A brief search around the internet revealed that operatic injuries are not uncommon. And they can sometimes be quite serious.
- Tenor David Montague-Rendell fell 15 feet when a platform malfunctioned at the Copenhagen Opera House last year. The fall shattered his hip and also did damage to his shoulders. He’s suing for £250,000.
- Baritone Simon Keenleyside once fell into the orchestra pit during a performance of Turandot at Wembley Stadium. He also once fell through a trap door during Eugene Onegin at Covent Garden. ”All singers get hurt,” he once told a journalist. “It happens to everyone. It’s a bit of a circus job.”
- Mezzo Joyce DiDonato broke her leg during a Barber of Seville at Covent Garden – and somehow managed to complete the performance, before being whisked off to a hospital.
- Baritone Marius Kwiecien suffered a herniated disc during a rehearsal of Don Giovanni at the Met.
- Soprano Elizabeth Knighton-Printy fell 30 feet to the stage while making a “Tosca leap” that didn’t go as planned, in Minneapolis. She suffered multiple fractures.
- Tenor Richard Versalle had a heart attack and fell off a 20-foot ladder during a Met production of The Makropoulos Case. This fatal incident happened just after he sang the words, “You can only live so long.”
This autumn I was at a Canadian Opera Company production of Rigoletto, in which a singer was required to sing an aria sideways, while “walking” along a wall, supported in mid-air by the arms of many choristers. As I watched this risky bit of staging, it occurred to me that these days the average opera singer is called upon to do far more that is strange and dangerous than most actors in spoken-word theatre will ever be asked to do. And opera singers are expected to do all this crazy stuff while watching a conductor.
Does the public taste for excitement – and the desire of some directors and designers to mount “groundbreaking” and “daring” productions – push the envelope a little too far sometimes? Those of us who enjoy our operas from the comfort of cushy seats in the audience should perhaps be more mindful of the very real risks that opera singers take on our behalf.
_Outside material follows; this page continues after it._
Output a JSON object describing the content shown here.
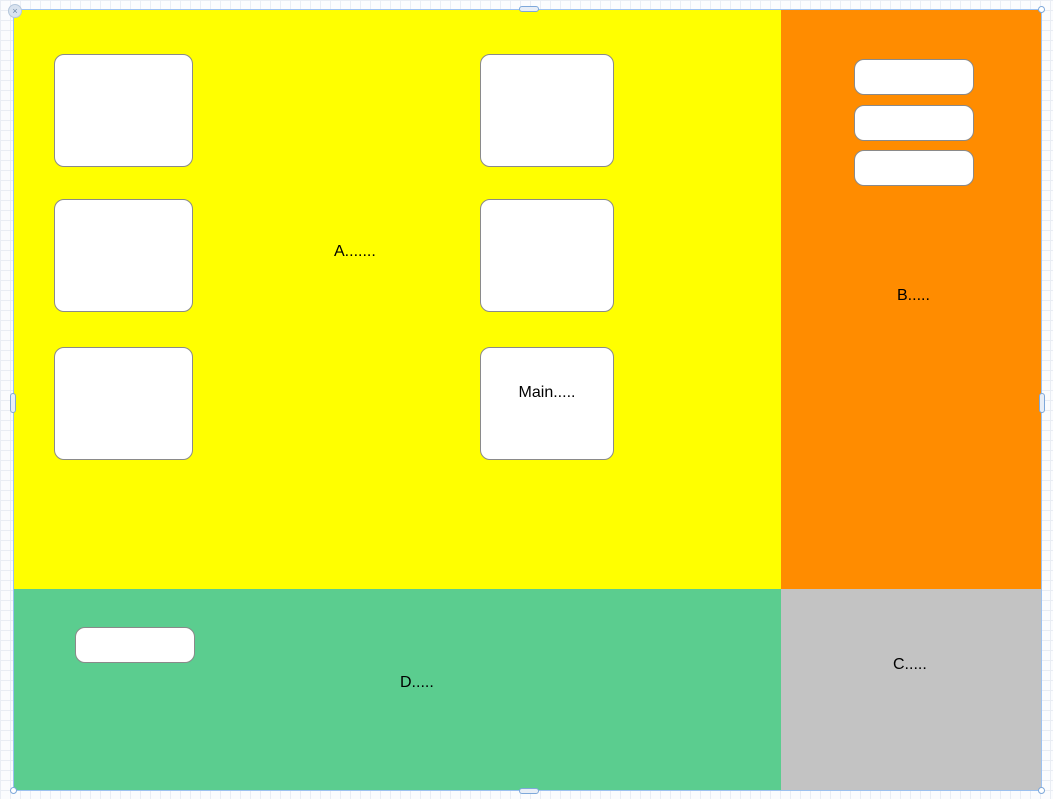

Let’s not forget that the expression “break a leg” is not intended literally!
© Colin Eatock 2011